The long and often contentious relationship between Pueblo ratepayers and Black Hills Energy over the high cost of power in recent years has gotten the attention of a fast-emerging new field in energy production: battery and power storage.
JLM Energy is a California-based energy storage company whose vice president of marketing, Ellen Murray Howe, lives in Conifer, Colo. When Howe was doing research this past year on communities with high power costs, Pueblo popped right up.
“It was easy to see that Black Hills’ rate structure was quite high, so I called (the Pueblo Economic Development Corp.) and got a tour of the community,” she said. “Pueblo has high power costs, and that’s where my company can help, so it was a near-perfect scenario.”
What’s important here isn’t that JLM has been talking to local businesses in the past year, but that the company and its competitors are offering a new way to use electric power: getting it as cheaply as possible — whether on or off the grid — and storing it for later use. JLM is especially interested in commercial customers and light manufacturing.
“I’ve talked to commercial users in Pueblo that are spending $150,000 or more a year on electricity,” said Howe. “Those are businesses that would benefit from being able to buy and store cheaper power.”

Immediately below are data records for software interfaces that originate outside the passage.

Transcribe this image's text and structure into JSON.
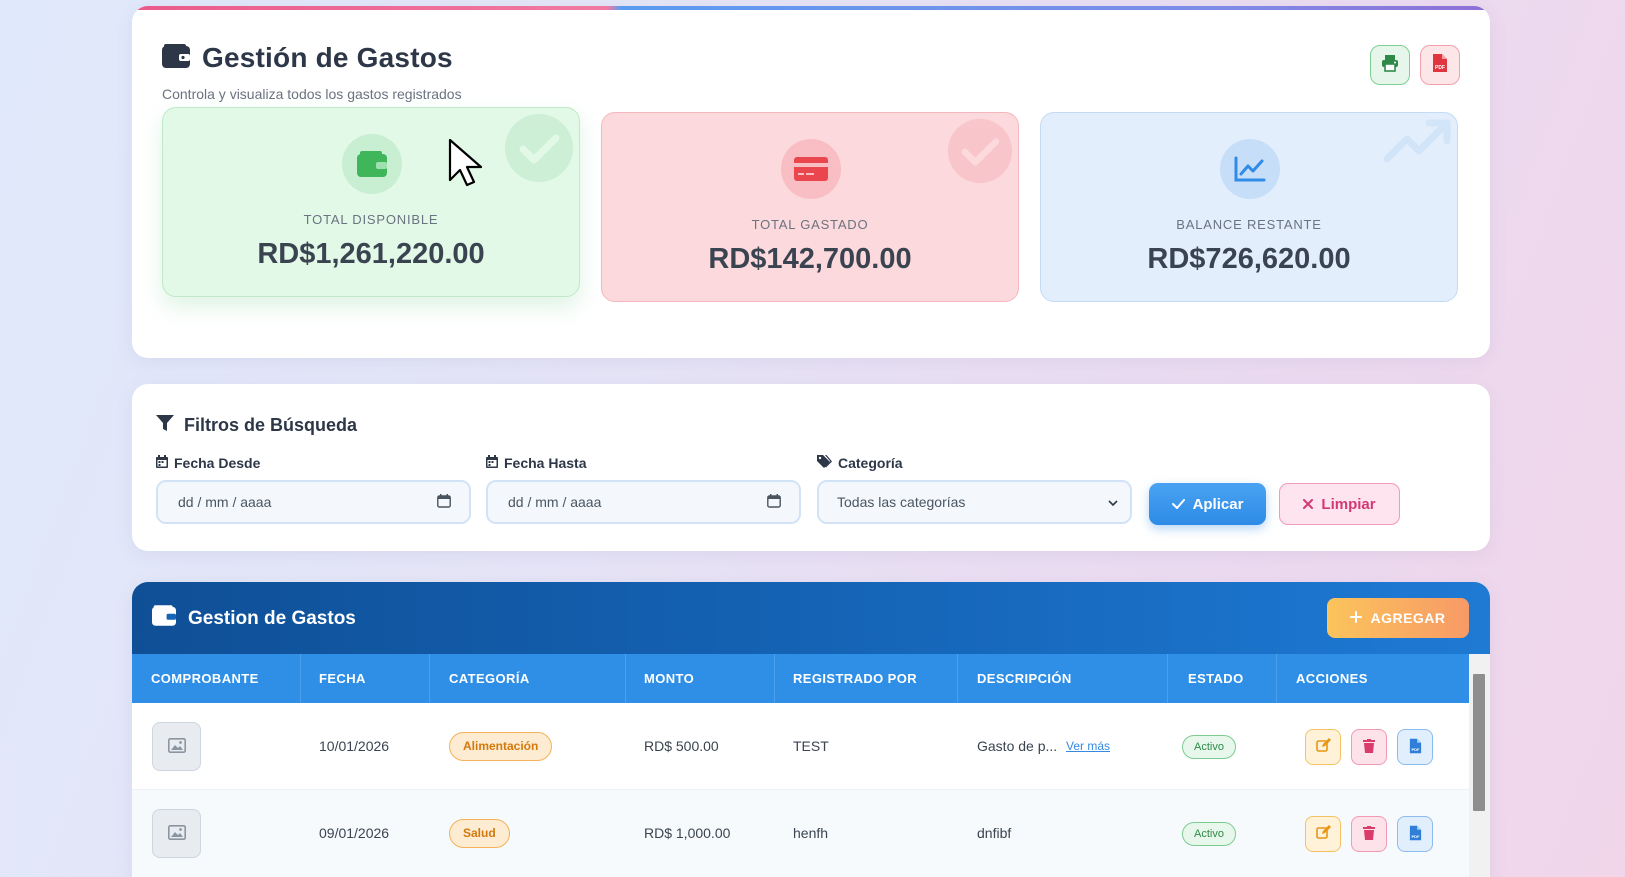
{
  "header": {
    "title": "Gestión de Gastos",
    "subtitle": "Controla y visualiza todos los gastos registrados",
    "print_icon": "print-icon",
    "pdf_icon": "file-pdf-icon"
  },
  "stats": [
    {
      "label": "TOTAL DISPONIBLE",
      "value": "RD$1,261,220.00",
      "icon": "wallet-icon",
      "color": "#3fb65a"
    },
    {
      "label": "TOTAL GASTADO",
      "value": "RD$142,700.00",
      "icon": "credit-card-icon",
      "color": "#e9464e"
    },
    {
      "label": "BALANCE RESTANTE",
      "value": "RD$726,620.00",
      "icon": "chart-line-icon",
      "color": "#2f8be6"
    }
  ],
  "filters": {
    "title": "Filtros de Búsqueda",
    "date_from_label": "Fecha Desde",
    "date_from_placeholder": "dd / mm / aaaa",
    "date_to_label": "Fecha Hasta",
    "date_to_placeholder": "dd / mm / aaaa",
    "category_label": "Categoría",
    "category_selected": "Todas las categorías",
    "apply_label": "Aplicar",
    "clear_label": "Limpiar"
  },
  "table": {
    "title": "Gestion de Gastos",
    "add_label": "AGREGAR",
    "columns": [
      "COMPROBANTE",
      "FECHA",
      "CATEGORÍA",
      "MONTO",
      "REGISTRADO POR",
      "DESCRIPCIÓN",
      "ESTADO",
      "ACCIONES"
    ],
    "rows": [
      {
        "date": "10/01/2026",
        "category": "Alimentación",
        "amount": "RD$ 500.00",
        "registered_by": "TEST",
        "description": "Gasto de p...",
        "more": "Ver más",
        "status": "Activo"
      },
      {
        "date": "09/01/2026",
        "category": "Salud",
        "amount": "RD$ 1,000.00",
        "registered_by": "henfh",
        "description": "dnfibf",
        "more": "",
        "status": "Activo"
      }
    ]
  },
  "colors": {
    "primary": "#2f8fe6",
    "header_dark": "#0f4f96",
    "accent_orange": "#f7a85f",
    "danger_pink": "#d23a75"
  }
}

For example, Black Hills business customers pay a rate, called a demand charge, that is based on peak use. If the customer could spread out that use so it bought power at a lower demand price, it could use that stored electricity at peak times but without the higher cost.
Similarly, utilities sometimes offer “time-of-use” rates, meaning cheaper power at times of low demand, like at night. With a storage system, customers can buy that power at night, store it and then use it during the day.

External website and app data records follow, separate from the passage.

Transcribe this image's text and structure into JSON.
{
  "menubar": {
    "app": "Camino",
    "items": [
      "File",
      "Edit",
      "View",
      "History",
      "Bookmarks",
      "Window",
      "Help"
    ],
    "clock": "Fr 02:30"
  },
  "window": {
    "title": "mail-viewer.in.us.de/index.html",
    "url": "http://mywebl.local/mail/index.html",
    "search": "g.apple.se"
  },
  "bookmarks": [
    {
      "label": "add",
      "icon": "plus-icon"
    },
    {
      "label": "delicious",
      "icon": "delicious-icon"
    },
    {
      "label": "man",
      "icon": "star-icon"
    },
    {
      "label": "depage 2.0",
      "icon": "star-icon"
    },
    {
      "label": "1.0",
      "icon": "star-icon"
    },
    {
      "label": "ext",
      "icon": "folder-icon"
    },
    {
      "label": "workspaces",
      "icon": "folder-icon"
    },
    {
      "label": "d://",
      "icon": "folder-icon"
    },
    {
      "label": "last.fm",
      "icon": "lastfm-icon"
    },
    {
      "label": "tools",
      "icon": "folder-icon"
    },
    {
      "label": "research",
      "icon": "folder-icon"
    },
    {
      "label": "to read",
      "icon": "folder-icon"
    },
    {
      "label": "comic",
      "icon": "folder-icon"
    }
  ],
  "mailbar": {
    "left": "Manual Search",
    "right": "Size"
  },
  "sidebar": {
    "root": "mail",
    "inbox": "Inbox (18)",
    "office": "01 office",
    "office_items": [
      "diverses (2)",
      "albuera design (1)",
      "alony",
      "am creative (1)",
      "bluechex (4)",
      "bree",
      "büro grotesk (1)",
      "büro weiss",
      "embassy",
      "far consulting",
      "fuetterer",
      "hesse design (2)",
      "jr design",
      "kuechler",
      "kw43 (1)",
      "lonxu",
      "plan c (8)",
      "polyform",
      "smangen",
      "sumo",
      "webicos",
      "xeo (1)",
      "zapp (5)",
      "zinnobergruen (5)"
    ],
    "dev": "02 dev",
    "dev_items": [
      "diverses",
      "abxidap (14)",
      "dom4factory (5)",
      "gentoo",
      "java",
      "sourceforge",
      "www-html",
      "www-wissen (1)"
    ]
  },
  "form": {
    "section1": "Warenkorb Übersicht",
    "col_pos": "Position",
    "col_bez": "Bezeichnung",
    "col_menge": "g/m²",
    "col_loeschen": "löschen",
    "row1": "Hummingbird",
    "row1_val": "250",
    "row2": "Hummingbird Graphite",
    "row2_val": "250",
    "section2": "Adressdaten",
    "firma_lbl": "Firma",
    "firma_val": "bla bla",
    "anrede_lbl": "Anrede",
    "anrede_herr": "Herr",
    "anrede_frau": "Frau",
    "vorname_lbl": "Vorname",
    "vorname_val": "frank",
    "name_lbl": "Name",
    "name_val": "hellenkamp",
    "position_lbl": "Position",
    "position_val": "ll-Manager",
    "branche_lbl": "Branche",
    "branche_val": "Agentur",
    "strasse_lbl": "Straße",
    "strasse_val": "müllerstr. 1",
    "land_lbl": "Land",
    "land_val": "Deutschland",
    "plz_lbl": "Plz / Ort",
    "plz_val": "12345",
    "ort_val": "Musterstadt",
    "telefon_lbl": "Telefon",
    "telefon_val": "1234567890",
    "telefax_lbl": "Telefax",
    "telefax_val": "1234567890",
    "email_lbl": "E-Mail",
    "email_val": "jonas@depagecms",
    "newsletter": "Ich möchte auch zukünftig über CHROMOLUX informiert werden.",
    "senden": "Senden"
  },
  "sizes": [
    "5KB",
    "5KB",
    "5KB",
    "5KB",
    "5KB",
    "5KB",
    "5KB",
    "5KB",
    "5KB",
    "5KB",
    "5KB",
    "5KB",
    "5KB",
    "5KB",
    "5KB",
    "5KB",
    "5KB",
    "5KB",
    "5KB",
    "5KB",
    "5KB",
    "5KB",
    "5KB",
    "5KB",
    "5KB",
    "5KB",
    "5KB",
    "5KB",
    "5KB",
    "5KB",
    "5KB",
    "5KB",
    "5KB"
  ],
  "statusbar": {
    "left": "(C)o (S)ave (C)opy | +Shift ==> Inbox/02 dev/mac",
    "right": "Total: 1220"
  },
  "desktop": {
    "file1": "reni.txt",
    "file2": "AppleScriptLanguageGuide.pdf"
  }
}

It’s a simple idea but stayed on the drawing board in past decades because battery technology was so cumbersome. Not any more. Storage batteries are now in cars, attached to solar arrays, even replacing full-blown power plants.
Utilities are investing in the storage systems to cut the costs of power they buy off the grid during peak hours.

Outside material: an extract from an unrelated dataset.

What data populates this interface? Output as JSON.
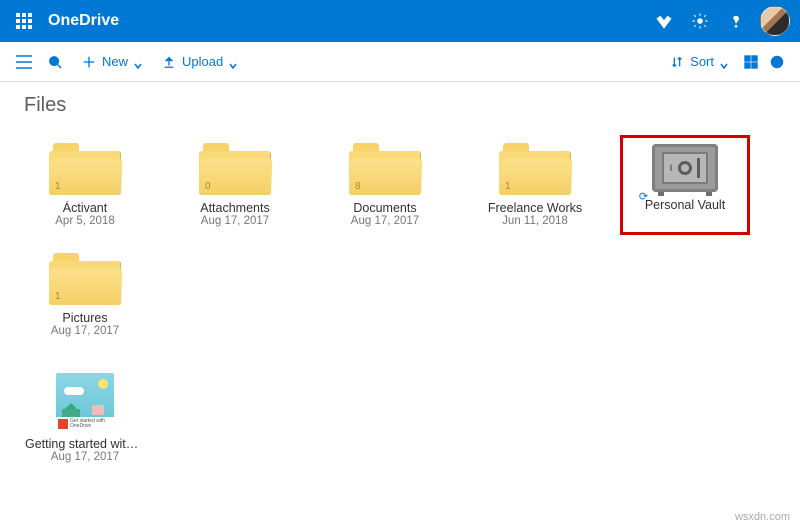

“The level of knowledge is growing so fast we’re seeing it on both sides of the meter,” Howe said.
And, right now, customers who purchase solar-power and storage systems can still get a 30 percent federal tax credit.
As Pueblo looks at creating its own municipal-owned utility, power storage will likely be a larger part of the conversation because it is changing how businesses and even households operate and use power.
“I think we see Puerto Rico moving into power storage in a big way as it rebuilds its power system,” Howe said. “We seem to have hit a tipping point.”